So my gyroplane flying, gluefilled Saturday night with my new son is sorted, but after that, it’s a continuation of the inevitable and unashamedly stereotypical slide into existential anxiety. I’m not sure why it scares me so much. It’s possibly because 21 is the last boundary before you’re definitely an adult, and it’s possibly because 20’s are the decade people get stuff done. By 30, you’re supposed to have yourself set, it’s not acceptable to still be loitering around the SU bar, so they’re makeor-break years.
Either way, 21 always seemed impossibly old. I remember being 15 and thinking 17 was gonna be amazing, and I being 17 thinking by 21 I’d have my life together, an ambitious hope to say the least. So I turned to everyone’s favourite comfort tool: the World Wide Web. Breathe in. According to Amigo Loans (I’m not sure how I got there), I’m supposed to have passed my driving test, have moved out and have had my first holiday with friends. This all seems pretty good, I have no interest in driving, but besides that things seem to be on track. Breathe out.
However, in just a few years I’m supposed to have been a best man (the only plausible option is for a man I watched pour a shot on himself instead of down his mouth not 24 hours ago, so don’t hold your breath), have got engaged (ah?!), and have started to rent a house on my own. Panic. Panic. Panic. I figured everyone can’t have it together as well as Amigo Loans figured they do.

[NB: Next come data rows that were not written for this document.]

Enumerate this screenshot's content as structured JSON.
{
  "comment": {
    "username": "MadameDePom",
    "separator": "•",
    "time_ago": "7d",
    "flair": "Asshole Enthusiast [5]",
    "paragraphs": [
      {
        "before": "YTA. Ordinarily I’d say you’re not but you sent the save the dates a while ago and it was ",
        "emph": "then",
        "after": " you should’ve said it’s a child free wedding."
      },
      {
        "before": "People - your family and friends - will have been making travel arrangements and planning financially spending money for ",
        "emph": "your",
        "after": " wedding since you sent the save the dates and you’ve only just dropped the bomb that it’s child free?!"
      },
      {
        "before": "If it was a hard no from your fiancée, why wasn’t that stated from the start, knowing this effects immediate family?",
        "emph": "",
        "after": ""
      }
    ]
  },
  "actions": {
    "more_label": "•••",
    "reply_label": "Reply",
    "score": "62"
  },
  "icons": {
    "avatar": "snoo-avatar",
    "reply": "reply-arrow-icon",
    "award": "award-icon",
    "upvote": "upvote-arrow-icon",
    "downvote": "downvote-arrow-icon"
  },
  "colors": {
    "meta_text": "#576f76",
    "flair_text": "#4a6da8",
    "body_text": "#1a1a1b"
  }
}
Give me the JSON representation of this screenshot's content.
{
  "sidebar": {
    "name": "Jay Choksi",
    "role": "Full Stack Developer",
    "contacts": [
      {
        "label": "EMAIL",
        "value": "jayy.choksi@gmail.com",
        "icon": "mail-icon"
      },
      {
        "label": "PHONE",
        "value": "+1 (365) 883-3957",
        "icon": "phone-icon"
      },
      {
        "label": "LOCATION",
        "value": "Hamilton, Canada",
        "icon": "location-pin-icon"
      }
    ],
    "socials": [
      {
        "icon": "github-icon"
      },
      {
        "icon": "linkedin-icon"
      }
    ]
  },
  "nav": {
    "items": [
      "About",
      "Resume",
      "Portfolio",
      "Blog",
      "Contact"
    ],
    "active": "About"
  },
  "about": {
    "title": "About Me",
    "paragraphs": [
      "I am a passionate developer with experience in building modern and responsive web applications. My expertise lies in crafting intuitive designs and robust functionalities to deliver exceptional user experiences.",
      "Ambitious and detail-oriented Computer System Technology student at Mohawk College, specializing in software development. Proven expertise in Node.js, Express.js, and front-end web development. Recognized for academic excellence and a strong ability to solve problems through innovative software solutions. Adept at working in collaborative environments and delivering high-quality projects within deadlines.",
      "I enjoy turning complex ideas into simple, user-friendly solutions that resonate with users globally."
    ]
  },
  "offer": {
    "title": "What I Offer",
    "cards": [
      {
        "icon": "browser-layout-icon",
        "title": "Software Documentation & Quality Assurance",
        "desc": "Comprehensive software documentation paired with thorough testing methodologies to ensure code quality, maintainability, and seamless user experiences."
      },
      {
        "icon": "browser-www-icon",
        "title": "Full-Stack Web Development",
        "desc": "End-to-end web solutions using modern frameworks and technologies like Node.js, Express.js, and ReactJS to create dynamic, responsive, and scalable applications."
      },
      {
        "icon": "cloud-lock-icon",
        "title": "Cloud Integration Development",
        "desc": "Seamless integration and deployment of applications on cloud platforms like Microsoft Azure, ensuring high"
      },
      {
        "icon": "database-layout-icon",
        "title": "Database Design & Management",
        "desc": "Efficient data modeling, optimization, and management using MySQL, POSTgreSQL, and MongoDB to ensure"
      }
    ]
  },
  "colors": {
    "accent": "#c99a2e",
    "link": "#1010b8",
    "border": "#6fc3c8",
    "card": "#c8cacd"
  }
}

So I asked a few of my friends how they feel about turning 20/21, and how they feel about getting older. Perhaps the most chilling response of all was, “Yeah it’s a bit odd because I guess it’s all over then isn’t it?” It’s all over then, isn’t it? Apparently we’ve done it. We’ve finished the young days. Passed the tutorial. Completed level 1. Congratulations don’t feel like they’re in order, but probably are.
This revelation that ‘we’ve done it’ hit me hard, partly because I wasn’t sure what the next bit was, or what the bit I’d done was. I found myself looking at the happiness curve which shows people are at their happiest at two points in life: 20, and retirement. It’s downhill in-between.
On top of that, new data from the Prince’s Survey Trust found that young Britons “have never been unhappier.” So even when at our peak, we’ve been at the bottom of a much bigger trough. I was beginning to think turning 21 could be the worst thing that would ever happen to me, but then two things happened.
My two nephews (five and six years old) were walking with me down the road, hand in hand either side of me. A car came round the corner so I made sure they were both on the curb, then I walked, and they stopped. I asked why they were waiting, and the eldest said he was letting me check it was safe because “I’m in charge now” because I was an adult. That’s when you know it’s true, when other people notice it. Either way, I had two kids to look after, and they were my responsibility.
Next, my best mate (the one who can’t drink shots), asked me if I wanted to go on holiday. According to Amigo, we were supposed to go on holiday at 19, and we’d already done that. I was meant to be saving for my first car at this point. Either way, we’re going to Paris now. It might creep up on us, but it’s something we’ve been awfully well prepared for. I’m not sure anyone knows exactly how they’re supposed to do it, so I realise that it’s acceptable to blunder from step to step and laugh about it with everyone else.
I also realised that it’s probably a good idea to stop judging yourself by what you expected adulthood to be like, or by what Amigo Loans tell you. 18-21 was nothing like I thought it would be, but I managed that pretty well, and honestly, spending my life waiting for a mortgage doesn’t sound that fun anyway.